■ Your assignment: Would you please state how many lines in the entries contain the word "Occurrences"? Only the number should be given.

Items from an interface collection
* * * * * * * * *

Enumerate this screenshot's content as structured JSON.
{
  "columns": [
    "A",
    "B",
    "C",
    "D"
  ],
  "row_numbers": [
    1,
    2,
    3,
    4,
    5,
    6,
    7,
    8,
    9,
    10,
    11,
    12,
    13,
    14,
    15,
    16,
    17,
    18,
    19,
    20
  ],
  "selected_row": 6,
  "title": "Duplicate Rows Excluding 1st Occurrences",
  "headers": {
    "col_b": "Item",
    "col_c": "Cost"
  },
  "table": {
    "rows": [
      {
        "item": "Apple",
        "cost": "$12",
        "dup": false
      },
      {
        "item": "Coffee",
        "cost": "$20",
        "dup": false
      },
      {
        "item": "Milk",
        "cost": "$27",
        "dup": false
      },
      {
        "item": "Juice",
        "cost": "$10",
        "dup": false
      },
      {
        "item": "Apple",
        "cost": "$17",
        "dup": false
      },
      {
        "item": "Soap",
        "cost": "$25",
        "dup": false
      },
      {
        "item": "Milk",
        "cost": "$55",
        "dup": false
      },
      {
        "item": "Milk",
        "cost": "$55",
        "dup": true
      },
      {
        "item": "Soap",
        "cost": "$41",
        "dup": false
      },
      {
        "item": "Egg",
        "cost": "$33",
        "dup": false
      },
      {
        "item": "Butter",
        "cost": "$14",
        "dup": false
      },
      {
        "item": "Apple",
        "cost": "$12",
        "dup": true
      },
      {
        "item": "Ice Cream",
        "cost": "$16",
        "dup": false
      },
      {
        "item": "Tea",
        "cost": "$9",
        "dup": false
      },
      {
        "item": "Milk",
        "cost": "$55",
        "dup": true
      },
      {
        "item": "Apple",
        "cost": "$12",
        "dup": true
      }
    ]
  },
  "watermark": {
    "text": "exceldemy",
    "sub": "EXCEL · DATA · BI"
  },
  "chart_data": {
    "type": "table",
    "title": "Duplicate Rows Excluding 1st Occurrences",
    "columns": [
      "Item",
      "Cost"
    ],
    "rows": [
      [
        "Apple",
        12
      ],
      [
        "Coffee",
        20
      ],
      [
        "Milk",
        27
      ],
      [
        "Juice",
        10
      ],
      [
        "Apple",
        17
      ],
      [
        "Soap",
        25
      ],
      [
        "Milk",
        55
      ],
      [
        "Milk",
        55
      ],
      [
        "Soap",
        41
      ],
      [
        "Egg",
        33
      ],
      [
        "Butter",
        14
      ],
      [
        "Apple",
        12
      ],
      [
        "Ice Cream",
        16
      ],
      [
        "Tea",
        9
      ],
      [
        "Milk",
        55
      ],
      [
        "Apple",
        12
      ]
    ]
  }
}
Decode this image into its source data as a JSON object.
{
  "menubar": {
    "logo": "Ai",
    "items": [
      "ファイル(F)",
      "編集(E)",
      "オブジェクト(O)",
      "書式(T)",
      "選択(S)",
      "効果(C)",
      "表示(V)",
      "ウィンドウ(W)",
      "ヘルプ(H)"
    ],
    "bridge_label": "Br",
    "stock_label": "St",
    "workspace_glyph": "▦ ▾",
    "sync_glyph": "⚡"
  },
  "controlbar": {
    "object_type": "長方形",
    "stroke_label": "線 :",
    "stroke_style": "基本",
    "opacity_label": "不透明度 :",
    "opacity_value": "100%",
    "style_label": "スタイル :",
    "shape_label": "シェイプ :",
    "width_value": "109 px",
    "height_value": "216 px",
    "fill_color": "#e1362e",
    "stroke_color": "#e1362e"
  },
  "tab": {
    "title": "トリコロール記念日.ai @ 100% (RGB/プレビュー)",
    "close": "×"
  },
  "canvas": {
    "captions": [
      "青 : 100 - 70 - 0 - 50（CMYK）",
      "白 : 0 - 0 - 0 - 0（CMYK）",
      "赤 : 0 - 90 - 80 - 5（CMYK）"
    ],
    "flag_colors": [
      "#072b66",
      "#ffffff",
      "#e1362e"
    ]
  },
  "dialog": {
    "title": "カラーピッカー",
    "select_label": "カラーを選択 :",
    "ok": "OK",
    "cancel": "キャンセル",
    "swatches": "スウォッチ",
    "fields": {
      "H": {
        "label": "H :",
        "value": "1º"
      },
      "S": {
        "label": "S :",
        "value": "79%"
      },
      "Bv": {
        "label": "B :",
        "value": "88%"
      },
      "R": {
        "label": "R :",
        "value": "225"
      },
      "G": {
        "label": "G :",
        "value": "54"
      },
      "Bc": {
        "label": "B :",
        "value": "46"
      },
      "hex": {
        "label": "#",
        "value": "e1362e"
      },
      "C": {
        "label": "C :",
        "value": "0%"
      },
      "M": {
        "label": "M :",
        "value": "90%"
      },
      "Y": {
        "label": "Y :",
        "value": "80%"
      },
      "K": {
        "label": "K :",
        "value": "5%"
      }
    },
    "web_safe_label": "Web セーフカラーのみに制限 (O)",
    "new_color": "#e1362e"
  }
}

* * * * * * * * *

■ Result of the task: 2